- Oil on canvas
- Inv. 2343
- Signed and dated on the upper right: Fantin 83
In the mid-1870s, Henri Fantin-Latour began to move progressively away from painting complexly structured still-lifes in the Dutch style to devote himself increasingly to representing flowers without the help of any great ornamental artifices. This work, in which only a few roses can be seen inside a small vase, stands out as an excellent example of his output from this period.
The flowers display the same material lightness and freshness that can be seen in other works by the artist dating from the same period, such as Still Life (Musée des Beaux-Arts, Lyon), 1889. This aspect of Fantin-Latour’s art, which involves a persistent exploration of variations on the rose as a key representational element at a particular time, is also heavily reflected in the literature of the same period, in which references to the symbolic flower as an ‘emblem of good’ appear in various lines of thought associated with the second half of the 19th century.
E. Laffon Collection. Acquired by Calouste Gulbenkian through André Weil, Paris, 11 March 1939.
H. 54 cm; W. 41 cm
The Nature of Still Life, exhibition catalogue. Bologna: Galleria d’Arte Moderna, 2001, pp. 28, 52, 246, no. 2.

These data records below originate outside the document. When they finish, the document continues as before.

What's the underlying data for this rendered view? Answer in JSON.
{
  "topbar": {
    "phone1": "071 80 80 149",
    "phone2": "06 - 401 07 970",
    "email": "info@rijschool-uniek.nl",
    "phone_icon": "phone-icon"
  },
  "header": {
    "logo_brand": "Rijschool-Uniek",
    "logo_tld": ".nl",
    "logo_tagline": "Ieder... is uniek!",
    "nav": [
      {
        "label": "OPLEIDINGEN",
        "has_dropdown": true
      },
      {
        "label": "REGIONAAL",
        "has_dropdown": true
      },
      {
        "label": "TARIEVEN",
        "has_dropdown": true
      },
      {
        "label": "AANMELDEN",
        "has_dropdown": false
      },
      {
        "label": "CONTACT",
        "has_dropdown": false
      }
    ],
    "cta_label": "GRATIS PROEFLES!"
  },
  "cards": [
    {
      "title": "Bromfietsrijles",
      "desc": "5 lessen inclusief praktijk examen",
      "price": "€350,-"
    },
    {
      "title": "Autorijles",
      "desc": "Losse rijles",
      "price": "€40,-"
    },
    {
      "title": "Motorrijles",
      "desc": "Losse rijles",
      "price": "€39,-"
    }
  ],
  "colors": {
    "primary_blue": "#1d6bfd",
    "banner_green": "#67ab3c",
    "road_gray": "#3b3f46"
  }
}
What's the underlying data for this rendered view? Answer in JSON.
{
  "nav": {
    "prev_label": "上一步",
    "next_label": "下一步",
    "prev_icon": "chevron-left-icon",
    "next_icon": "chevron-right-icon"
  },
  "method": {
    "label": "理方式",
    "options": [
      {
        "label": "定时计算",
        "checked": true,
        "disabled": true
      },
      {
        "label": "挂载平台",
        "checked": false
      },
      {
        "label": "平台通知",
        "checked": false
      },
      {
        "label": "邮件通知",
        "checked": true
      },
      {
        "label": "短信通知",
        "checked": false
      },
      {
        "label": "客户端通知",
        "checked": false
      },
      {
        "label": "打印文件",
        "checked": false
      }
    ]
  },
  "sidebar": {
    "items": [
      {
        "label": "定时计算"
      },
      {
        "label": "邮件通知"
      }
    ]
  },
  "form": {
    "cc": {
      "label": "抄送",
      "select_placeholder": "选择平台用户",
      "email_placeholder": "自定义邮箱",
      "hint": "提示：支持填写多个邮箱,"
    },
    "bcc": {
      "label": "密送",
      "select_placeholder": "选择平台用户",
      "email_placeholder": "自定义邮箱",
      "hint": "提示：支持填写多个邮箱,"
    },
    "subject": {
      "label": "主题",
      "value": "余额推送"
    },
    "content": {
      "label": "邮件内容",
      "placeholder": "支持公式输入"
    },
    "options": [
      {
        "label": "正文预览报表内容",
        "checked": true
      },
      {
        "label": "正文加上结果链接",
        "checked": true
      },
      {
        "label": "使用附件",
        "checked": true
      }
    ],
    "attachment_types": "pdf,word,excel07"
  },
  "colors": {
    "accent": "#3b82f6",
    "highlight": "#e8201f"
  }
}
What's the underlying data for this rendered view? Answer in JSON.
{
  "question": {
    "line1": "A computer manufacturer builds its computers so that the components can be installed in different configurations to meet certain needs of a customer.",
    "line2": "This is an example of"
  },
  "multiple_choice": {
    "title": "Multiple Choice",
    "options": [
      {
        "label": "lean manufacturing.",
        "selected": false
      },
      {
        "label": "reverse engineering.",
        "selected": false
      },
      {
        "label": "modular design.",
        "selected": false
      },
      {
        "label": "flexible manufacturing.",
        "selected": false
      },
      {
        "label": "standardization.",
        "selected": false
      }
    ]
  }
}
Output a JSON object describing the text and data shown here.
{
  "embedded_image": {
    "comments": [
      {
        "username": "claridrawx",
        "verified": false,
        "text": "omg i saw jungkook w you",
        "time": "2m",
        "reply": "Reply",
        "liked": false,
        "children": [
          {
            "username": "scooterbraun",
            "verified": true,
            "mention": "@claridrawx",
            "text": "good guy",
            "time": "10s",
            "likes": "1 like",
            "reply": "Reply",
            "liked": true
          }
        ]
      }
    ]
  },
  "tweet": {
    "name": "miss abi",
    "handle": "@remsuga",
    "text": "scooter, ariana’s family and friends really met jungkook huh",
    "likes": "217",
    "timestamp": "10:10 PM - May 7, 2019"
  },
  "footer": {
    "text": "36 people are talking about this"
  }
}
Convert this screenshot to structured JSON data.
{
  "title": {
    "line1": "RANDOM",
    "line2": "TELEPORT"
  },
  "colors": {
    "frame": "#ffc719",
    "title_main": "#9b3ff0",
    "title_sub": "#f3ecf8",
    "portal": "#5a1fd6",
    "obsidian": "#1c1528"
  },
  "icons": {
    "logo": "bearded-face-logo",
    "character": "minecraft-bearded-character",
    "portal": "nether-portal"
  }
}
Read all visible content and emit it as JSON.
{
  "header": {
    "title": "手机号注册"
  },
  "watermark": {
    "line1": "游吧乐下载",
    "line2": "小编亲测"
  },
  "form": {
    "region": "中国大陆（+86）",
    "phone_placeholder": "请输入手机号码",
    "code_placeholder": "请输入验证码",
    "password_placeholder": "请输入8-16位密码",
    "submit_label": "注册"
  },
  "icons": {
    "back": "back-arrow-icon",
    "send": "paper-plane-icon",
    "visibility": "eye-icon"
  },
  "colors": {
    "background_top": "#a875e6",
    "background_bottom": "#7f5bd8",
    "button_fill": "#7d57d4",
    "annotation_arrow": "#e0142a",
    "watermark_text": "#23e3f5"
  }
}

Luísa Sampaio, Painting in the Calouste Gulbenkian Museum. Lisbon/Milan: Calouste Gulbenkian Museum/Skira, 2009, pp. 213–14, cat. 95.